Problem to work on ▸ Find every line in the records that holds the string "icon". Copy each one.

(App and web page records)
────────────────

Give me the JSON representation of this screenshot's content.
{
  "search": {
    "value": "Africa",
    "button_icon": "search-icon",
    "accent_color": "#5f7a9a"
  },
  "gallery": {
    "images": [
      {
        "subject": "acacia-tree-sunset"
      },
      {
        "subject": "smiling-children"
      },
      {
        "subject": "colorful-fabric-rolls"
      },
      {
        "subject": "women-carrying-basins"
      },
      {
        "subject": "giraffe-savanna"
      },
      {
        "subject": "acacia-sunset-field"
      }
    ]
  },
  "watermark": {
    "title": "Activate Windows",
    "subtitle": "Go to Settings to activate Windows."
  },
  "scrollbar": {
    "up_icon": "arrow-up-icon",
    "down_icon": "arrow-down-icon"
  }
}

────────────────

Answer section ▸
    "button_icon": "search-icon",
    "up_icon": "arrow-up-icon",
    "down_icon": "arrow-down-icon"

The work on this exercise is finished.